• Required work
Every line in the data below that includes "JSON" belongs in the answer, copied as it stands.

___ Entries provided ___

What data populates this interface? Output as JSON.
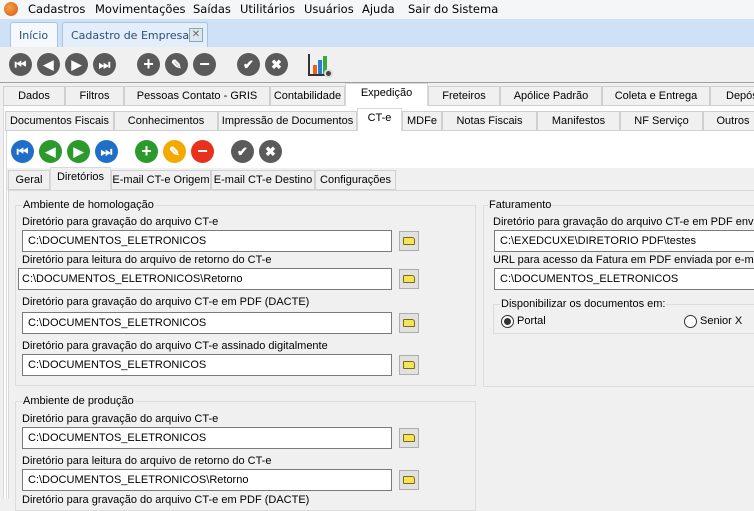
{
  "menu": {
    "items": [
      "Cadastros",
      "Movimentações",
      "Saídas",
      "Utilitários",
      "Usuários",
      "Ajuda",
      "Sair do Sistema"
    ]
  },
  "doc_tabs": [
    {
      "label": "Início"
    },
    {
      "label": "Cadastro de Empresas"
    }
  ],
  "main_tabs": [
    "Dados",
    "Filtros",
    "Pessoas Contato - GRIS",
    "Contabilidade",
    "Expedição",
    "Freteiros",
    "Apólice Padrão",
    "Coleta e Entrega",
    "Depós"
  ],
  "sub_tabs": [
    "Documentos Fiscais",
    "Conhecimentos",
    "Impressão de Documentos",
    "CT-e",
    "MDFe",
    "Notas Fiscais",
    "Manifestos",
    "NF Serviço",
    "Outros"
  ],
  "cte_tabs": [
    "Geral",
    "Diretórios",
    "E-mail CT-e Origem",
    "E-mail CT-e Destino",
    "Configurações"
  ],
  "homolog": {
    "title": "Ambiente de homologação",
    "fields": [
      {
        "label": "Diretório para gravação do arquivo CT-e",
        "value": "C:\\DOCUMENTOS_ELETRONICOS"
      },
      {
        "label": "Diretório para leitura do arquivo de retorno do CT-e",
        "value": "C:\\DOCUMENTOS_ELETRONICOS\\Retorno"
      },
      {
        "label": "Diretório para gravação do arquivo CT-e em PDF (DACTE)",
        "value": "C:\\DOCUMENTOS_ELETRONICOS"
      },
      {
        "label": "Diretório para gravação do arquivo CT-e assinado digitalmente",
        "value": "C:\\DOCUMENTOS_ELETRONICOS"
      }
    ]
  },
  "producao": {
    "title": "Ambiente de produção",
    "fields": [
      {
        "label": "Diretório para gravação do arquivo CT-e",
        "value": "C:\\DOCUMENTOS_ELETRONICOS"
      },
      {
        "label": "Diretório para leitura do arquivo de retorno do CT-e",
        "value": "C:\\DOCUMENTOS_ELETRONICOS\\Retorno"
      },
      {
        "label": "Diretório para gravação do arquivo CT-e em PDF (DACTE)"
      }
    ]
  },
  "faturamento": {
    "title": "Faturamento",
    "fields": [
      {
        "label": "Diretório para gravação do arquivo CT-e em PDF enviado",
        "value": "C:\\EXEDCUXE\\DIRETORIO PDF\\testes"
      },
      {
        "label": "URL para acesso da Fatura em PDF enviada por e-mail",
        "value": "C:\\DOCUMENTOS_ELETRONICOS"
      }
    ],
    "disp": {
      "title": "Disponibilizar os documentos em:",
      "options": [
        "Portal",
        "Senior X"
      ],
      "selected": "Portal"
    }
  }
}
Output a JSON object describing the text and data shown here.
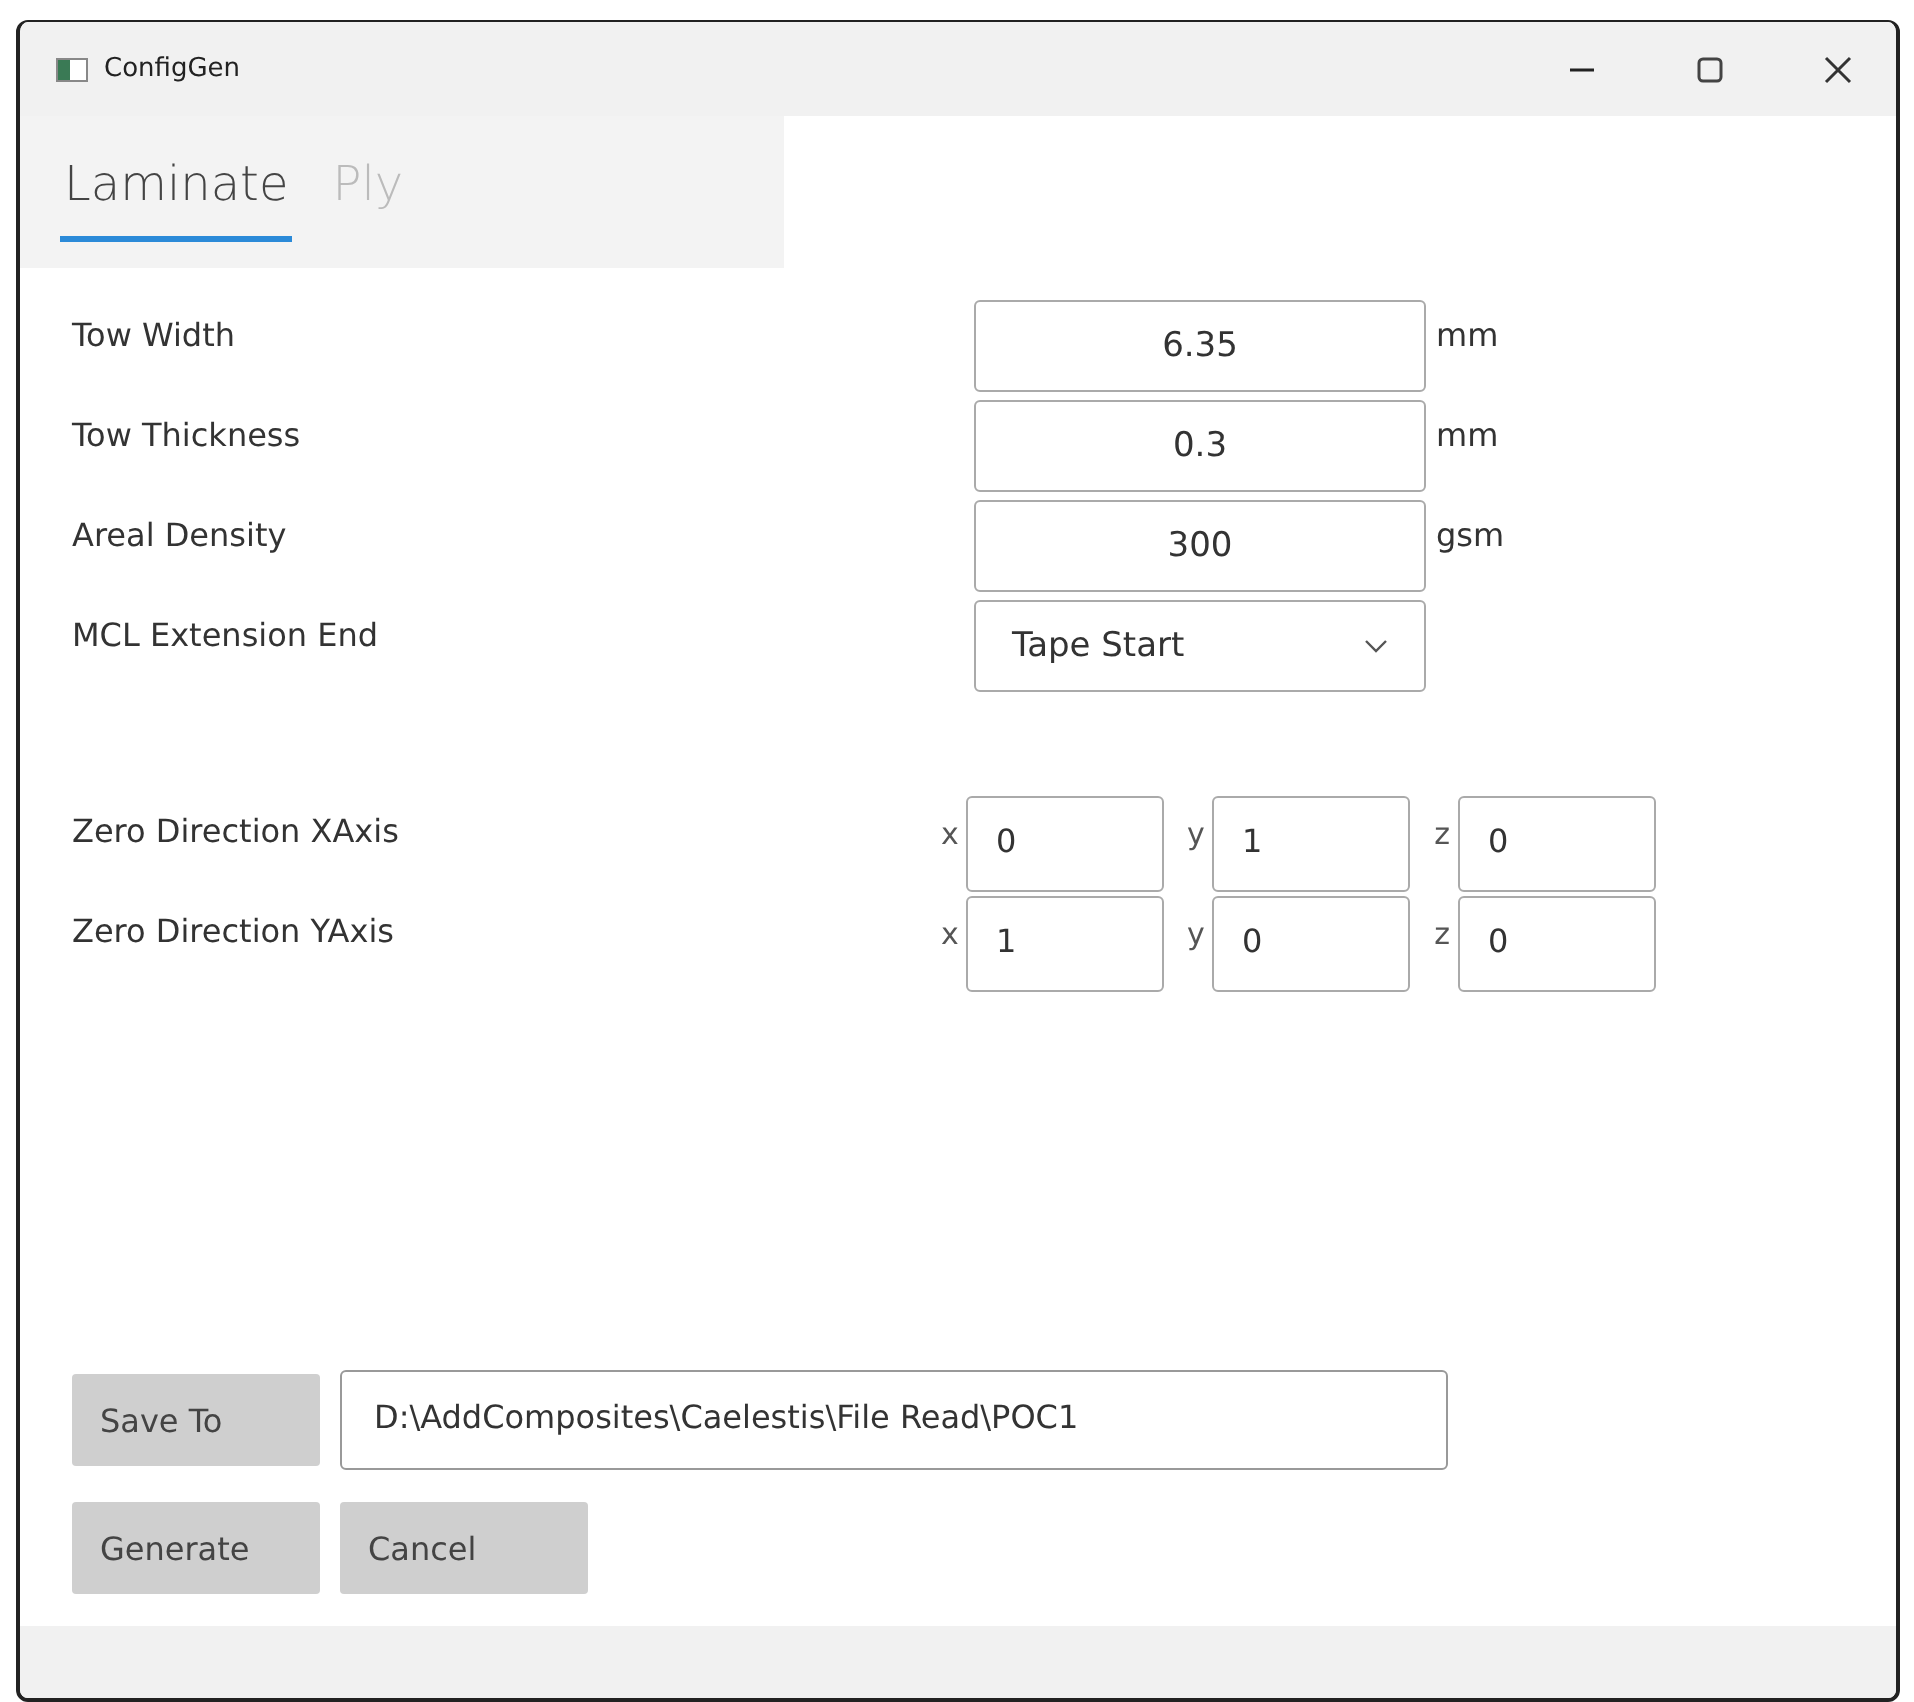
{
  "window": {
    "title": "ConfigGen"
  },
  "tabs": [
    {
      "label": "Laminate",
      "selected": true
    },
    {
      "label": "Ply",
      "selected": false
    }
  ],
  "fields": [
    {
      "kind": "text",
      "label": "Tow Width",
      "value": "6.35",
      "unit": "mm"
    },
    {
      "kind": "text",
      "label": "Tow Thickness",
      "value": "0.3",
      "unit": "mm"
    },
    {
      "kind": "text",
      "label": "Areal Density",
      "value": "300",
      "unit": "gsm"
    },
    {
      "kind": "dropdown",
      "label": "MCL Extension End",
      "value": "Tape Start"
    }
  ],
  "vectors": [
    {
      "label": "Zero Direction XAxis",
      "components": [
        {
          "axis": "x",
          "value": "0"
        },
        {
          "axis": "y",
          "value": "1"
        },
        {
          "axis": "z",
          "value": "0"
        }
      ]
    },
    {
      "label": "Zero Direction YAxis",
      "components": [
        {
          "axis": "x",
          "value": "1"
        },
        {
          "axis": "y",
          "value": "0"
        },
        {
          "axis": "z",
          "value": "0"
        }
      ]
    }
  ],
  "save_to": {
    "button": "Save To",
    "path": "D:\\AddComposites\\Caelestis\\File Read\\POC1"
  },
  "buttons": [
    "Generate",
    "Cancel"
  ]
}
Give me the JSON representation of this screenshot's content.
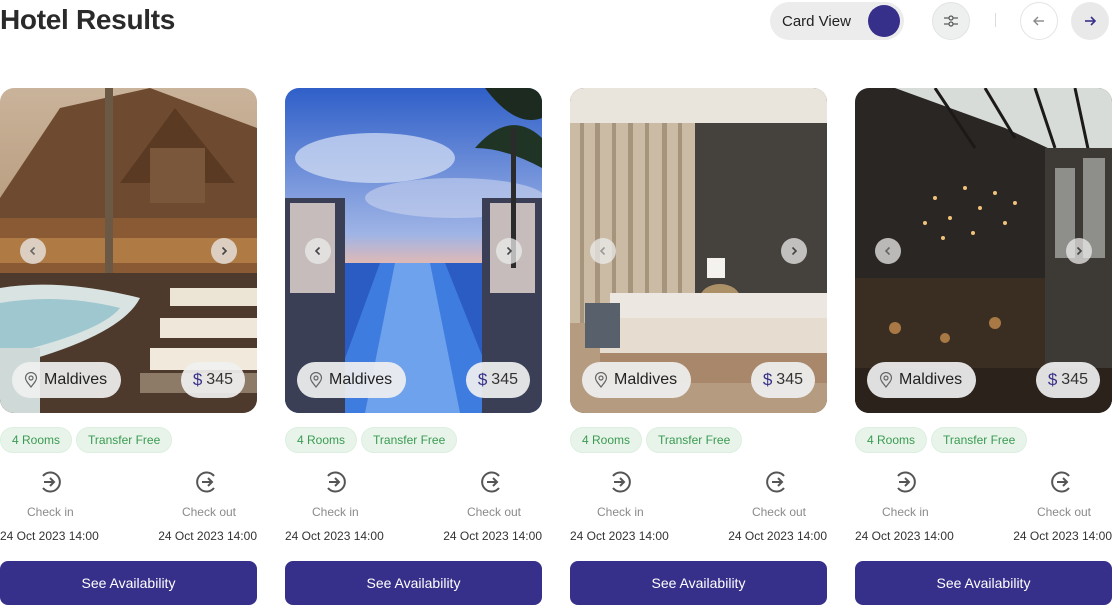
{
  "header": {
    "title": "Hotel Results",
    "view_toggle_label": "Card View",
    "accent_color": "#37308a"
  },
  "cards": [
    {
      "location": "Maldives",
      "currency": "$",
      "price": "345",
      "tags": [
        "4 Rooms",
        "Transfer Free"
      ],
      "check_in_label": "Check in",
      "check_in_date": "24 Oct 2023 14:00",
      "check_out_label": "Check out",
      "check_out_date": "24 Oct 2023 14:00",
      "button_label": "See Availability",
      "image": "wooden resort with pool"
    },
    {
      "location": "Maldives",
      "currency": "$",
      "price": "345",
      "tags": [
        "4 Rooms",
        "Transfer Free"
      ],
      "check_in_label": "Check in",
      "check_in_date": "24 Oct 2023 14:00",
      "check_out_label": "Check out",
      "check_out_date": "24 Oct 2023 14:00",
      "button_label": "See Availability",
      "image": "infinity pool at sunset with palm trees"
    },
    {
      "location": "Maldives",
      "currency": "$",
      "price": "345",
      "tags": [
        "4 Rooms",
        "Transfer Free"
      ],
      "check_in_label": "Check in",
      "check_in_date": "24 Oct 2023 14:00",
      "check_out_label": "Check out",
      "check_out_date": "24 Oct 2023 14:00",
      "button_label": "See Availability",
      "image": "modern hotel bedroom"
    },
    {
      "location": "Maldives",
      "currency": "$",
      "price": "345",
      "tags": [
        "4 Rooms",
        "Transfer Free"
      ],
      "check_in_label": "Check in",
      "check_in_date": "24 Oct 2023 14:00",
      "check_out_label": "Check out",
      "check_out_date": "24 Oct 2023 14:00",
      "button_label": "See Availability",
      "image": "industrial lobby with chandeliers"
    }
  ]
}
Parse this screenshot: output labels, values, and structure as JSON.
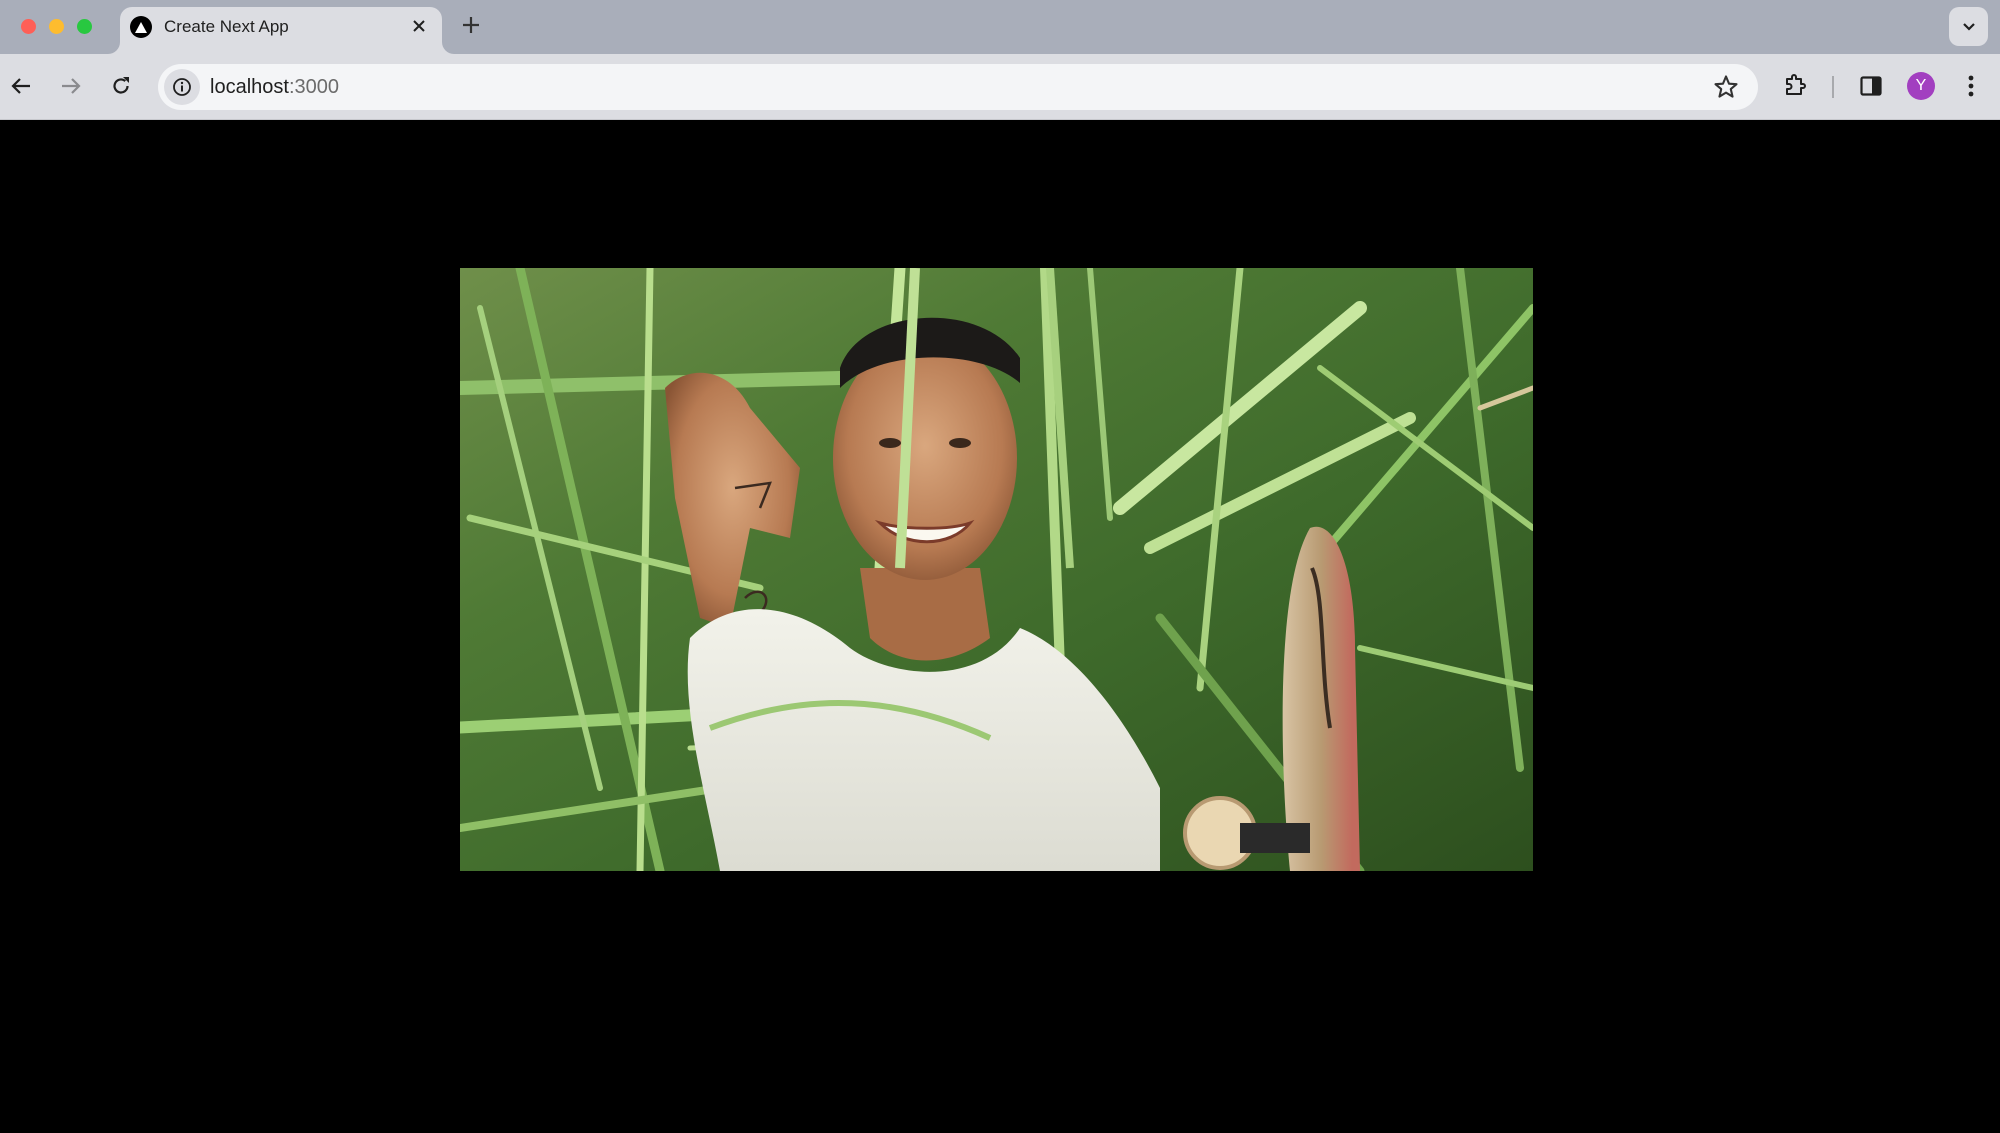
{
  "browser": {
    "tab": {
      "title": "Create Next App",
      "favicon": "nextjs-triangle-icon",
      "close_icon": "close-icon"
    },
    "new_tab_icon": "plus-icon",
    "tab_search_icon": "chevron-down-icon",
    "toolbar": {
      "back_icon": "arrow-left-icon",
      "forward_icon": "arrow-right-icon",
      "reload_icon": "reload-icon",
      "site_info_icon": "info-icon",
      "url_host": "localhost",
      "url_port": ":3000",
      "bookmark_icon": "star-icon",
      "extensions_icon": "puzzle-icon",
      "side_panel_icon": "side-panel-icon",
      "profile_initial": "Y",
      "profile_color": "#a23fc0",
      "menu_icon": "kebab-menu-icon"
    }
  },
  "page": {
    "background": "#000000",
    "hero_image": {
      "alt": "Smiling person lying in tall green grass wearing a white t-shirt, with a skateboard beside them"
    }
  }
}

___

• Task result
What data populates this interface? Output as JSON.
Output a JSON object describing the text and data shown here.
Give me the JSON representation of this screenshot's content.
Parse this screenshot: output labels, values, and structure as JSON.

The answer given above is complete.